viernes, 22 de enero de 2010

Buy to Last

by Ellen Ruppel Shell

EVERYONE LOVES A BARGAIN, as long as we believe it’s in good taste. And nobody does low-price, high-style better than IKEA, the world’s largest furniture retailer.IKEA passes as the anti-Wal-Mart: a company where value and good values coexist. It uses design as a proxy for quality, and its brand—embodied by all those smiling, white-teethed Scandinavians standing next to smooth, shiny modular furniture with unpronounceable names—as a passport to a guilt-free world of low prices.

But put down your 59-cent Färgrik coffee mug and ask yourself: Can we afford to keep shopping at places where an item’s price reflects only a fraction of its societal costs?

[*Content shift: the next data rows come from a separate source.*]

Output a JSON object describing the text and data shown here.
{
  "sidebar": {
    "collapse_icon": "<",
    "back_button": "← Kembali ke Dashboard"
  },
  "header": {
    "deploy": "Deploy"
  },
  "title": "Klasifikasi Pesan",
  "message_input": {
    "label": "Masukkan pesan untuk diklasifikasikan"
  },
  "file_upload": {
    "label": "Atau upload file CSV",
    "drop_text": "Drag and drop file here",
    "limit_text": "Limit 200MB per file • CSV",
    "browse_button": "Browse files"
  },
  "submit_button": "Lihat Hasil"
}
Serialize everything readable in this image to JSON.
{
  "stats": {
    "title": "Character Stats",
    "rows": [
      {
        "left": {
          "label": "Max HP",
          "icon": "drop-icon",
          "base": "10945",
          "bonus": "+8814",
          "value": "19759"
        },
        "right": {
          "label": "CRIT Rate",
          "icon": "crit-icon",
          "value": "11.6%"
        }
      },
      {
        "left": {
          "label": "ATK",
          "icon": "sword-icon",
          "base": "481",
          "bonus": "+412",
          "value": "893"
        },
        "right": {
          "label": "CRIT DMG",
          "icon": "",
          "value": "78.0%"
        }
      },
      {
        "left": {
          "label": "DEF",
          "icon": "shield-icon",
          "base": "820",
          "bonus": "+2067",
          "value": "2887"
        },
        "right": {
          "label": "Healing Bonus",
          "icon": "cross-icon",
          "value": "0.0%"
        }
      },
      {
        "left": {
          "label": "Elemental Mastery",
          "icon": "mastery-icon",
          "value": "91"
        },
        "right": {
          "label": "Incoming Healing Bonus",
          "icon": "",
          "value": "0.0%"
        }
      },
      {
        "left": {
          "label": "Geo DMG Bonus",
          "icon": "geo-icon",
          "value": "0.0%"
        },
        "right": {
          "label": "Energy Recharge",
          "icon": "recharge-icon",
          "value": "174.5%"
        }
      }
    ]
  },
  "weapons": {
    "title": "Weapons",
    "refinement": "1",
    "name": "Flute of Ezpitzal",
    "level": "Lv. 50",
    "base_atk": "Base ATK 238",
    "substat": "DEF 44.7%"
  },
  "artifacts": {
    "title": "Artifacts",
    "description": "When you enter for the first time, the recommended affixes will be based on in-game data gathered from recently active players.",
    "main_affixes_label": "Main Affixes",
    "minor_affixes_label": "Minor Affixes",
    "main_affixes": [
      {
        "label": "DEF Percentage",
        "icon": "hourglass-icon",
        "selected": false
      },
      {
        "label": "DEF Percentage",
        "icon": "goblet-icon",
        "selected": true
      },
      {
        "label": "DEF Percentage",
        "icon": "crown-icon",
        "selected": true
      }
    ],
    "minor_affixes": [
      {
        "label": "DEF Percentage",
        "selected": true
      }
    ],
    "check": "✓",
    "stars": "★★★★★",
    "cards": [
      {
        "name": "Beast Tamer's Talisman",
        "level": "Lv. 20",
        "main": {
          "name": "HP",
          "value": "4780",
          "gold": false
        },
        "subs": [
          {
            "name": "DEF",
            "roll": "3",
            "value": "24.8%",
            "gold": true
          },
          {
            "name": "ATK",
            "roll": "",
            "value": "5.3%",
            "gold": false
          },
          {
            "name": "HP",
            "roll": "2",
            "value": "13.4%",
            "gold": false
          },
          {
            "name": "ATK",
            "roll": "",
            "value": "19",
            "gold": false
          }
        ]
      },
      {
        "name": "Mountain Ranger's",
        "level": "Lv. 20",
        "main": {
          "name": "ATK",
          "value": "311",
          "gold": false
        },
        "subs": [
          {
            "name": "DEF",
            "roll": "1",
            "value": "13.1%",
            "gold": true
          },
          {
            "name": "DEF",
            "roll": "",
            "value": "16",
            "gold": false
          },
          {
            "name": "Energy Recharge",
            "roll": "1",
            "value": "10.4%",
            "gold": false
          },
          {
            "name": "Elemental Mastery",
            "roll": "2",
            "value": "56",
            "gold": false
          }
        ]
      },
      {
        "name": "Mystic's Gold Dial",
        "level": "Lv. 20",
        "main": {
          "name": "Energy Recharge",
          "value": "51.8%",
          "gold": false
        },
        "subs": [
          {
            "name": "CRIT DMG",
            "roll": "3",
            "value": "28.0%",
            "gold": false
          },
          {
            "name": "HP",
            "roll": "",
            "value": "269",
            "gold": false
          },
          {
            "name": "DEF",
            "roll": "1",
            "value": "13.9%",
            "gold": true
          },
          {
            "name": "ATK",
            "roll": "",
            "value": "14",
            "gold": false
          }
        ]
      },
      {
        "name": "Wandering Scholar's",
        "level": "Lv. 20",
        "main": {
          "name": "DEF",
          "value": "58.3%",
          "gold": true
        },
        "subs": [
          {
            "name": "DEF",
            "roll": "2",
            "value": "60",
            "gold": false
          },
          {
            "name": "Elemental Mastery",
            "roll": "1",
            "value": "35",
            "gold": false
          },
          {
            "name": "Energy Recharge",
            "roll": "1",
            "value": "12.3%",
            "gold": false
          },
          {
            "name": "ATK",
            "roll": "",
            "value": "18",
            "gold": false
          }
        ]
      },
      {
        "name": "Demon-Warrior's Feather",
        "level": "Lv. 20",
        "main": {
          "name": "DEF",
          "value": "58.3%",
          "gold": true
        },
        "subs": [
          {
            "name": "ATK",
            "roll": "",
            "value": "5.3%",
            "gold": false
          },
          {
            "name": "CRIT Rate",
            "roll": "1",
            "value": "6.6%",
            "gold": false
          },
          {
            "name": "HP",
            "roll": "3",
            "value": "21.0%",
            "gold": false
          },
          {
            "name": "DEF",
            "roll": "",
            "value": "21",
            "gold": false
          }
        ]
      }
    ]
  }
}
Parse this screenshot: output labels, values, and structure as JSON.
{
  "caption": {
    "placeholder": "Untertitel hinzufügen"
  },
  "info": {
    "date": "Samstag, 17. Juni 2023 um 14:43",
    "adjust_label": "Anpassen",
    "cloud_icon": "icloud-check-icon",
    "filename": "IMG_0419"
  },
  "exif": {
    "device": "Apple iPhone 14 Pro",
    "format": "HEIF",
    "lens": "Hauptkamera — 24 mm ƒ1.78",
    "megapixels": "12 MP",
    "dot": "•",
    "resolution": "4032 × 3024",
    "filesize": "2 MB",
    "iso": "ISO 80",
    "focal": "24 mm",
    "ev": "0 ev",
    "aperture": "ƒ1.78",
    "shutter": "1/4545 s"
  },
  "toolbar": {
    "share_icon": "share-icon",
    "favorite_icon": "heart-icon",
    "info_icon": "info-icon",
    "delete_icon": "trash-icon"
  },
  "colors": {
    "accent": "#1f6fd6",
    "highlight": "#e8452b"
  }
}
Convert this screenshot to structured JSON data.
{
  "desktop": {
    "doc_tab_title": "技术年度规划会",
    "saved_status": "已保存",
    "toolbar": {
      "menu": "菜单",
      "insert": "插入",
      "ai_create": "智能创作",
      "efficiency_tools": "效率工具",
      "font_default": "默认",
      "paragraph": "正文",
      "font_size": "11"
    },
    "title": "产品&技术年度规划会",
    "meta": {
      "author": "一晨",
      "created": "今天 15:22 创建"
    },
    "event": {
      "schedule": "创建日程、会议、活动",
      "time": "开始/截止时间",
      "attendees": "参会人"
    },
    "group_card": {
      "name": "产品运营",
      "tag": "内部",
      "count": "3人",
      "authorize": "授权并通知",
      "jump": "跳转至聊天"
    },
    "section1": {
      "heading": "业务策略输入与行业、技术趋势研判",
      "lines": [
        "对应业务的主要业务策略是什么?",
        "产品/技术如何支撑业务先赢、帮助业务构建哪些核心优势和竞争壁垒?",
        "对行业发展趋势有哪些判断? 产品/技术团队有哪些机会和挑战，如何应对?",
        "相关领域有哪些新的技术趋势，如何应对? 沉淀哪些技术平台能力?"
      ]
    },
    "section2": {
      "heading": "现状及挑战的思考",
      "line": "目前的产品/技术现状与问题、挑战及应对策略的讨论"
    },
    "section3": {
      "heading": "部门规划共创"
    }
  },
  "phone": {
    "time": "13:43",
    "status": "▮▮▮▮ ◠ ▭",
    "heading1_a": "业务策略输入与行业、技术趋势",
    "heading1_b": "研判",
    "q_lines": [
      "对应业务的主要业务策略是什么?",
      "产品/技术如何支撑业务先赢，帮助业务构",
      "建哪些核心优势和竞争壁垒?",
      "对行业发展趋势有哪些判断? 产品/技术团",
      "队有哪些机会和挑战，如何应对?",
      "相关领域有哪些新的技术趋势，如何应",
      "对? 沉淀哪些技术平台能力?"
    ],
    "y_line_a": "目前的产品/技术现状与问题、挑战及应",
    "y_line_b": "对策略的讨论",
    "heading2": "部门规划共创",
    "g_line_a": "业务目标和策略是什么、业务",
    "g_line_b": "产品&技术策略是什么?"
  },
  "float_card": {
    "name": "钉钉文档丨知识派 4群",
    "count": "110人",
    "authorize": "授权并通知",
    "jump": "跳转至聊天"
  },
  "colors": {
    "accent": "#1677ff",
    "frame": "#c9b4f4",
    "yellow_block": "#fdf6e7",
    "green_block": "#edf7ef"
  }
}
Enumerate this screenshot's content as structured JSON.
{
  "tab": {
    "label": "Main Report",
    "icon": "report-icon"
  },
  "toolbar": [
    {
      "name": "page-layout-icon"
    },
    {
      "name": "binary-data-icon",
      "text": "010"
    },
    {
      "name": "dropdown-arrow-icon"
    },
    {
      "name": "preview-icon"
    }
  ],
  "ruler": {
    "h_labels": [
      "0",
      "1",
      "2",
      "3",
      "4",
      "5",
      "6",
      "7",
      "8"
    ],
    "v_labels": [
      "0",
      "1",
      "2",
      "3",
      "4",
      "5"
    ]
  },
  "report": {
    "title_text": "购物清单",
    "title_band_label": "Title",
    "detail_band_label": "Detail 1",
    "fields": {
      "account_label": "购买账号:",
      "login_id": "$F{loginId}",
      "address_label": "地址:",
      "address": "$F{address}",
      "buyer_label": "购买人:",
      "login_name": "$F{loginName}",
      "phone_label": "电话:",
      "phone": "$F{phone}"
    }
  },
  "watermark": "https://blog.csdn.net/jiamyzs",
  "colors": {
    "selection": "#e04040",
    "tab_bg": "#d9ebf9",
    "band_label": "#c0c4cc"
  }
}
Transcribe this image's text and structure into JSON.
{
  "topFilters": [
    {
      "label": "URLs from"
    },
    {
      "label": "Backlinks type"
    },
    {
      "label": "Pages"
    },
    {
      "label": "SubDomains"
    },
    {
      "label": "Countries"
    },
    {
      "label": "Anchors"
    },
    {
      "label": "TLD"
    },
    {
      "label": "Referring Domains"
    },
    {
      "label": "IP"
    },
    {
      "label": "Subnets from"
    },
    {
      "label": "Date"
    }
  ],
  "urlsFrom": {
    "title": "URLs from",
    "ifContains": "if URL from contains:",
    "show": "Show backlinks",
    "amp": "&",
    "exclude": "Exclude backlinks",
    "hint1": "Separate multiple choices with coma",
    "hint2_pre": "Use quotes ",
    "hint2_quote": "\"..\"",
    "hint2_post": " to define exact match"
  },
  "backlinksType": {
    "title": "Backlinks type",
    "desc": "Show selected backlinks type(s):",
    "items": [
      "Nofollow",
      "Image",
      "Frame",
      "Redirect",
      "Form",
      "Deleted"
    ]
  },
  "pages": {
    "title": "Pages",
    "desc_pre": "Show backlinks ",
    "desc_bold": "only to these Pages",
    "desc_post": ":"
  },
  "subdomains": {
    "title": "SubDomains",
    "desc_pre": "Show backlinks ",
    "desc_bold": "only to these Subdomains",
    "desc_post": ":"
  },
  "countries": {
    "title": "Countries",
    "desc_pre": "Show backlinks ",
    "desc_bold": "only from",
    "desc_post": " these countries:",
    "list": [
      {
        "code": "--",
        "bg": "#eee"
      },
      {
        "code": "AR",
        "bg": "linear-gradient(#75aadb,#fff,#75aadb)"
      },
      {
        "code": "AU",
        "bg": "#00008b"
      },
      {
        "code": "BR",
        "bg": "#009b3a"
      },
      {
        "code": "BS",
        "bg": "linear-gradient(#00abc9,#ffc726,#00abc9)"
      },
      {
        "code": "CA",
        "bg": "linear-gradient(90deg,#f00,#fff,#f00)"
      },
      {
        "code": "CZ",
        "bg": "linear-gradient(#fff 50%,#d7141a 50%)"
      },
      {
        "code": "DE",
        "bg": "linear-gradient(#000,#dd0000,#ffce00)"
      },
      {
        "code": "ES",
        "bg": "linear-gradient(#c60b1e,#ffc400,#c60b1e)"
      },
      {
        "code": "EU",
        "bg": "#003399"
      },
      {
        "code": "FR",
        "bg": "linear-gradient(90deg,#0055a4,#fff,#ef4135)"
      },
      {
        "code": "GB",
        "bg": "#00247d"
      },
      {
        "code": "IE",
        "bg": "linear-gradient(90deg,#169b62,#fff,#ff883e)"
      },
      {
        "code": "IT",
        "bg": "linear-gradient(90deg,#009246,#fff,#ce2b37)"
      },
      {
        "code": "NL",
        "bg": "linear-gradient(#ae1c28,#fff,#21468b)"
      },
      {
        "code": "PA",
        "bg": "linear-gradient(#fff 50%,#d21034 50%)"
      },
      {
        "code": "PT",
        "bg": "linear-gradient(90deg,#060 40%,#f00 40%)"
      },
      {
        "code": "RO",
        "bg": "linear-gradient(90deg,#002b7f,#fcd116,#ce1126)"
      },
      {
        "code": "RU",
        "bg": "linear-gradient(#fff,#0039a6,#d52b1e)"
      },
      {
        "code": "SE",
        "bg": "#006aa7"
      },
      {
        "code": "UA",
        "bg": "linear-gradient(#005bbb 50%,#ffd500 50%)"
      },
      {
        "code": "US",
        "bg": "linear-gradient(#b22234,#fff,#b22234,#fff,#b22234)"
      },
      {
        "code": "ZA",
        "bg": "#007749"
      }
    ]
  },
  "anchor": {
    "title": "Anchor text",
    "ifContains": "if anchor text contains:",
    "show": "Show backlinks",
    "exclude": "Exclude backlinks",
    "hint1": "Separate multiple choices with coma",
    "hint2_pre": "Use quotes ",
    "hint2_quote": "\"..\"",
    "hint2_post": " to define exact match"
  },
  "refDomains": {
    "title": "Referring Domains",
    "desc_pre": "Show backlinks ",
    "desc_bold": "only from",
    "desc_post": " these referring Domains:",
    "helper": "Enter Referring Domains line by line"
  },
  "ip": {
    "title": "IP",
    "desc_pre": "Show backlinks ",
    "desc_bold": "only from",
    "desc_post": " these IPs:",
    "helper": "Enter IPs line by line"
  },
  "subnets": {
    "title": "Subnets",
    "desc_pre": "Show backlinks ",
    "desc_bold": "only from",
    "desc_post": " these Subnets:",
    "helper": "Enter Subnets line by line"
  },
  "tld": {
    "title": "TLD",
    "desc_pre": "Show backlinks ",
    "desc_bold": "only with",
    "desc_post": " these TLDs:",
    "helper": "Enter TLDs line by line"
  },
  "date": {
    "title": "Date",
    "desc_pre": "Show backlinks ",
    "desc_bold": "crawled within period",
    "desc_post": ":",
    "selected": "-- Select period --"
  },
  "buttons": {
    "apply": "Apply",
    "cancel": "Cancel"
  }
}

IKEA designs to price, challenging its talented European team to create ever-cheaper objects, and its suppliers—most of them in low-wage countries in Asia and eastern Europe—to squeeze out the lowest possible price. By some measures the world’s third-largest wood consumer,IKEA proudly employs 15 “forestry monitors.” Eight of them work in China and Russia, but illegal logging is widespread in those vast countries, making it impossible to guarantee that all wood is legally harvested. (The company declines to pay a premium to ensure that all timber is legally harvested, citing costs that would be passed along to the consumer.) IKEA furniture made of particleboard and pine is not meant to last a lifetime; indeed, some professional movers decline to guarantee its safe transport. But to be fair, creating heirlooms is not IKEA’s goal. Nor, despite a lot of self-serving hoopla, is energy conservation: the company boasts of illuminating its stores with low-wattage lightbulbs but positions outlets far from city centers, where taxes are low and commuting costs high—the average IKEA customer drives 50 miles round-trip. Cleverly, IKEA transfers transport and energy costs onto consumers, who are then handed the additional burden of assembling their purchases. Designed but not crafted,IKEA bookcases and chairs, like most cheap objects, resist involvement: when they break or malfunction, we tend not to fix them. Rather, we buy new ones. Wig Zamore, a Massachusetts environmental activist who was recently recognized for his work by the Environmental Protection Agency, is working with IKEA and supports some of the company’s regional green initiatives. But as he put it, “IKEA is the least sustainable retailer on the planet.” And in real costs—the kind that will burden our grandchildren—that also makes it among the most expensive.

Ellen Ruppel Shell is an Atlantic contributing editor and the author of Cheap: The High Cost of Discount Culture.

Diseño Urbano - "Waterfronts"

The Jersey City Shore
Starr Whitehouse and nARCHITECTS

West Harlem Waterfront
W Architecture

Seattle Art Museum Olympic Sculpture Park

East River Ruckus
SHoP Architects

Philadelphia's Delaware River masterplan
James Corner Field Operations

Libros Online

ISSUU - En este site encontraras gran cantidad de libros, revistas, reportes, entre otros, los mismos los puedes bajar en PDF. Enjoy!!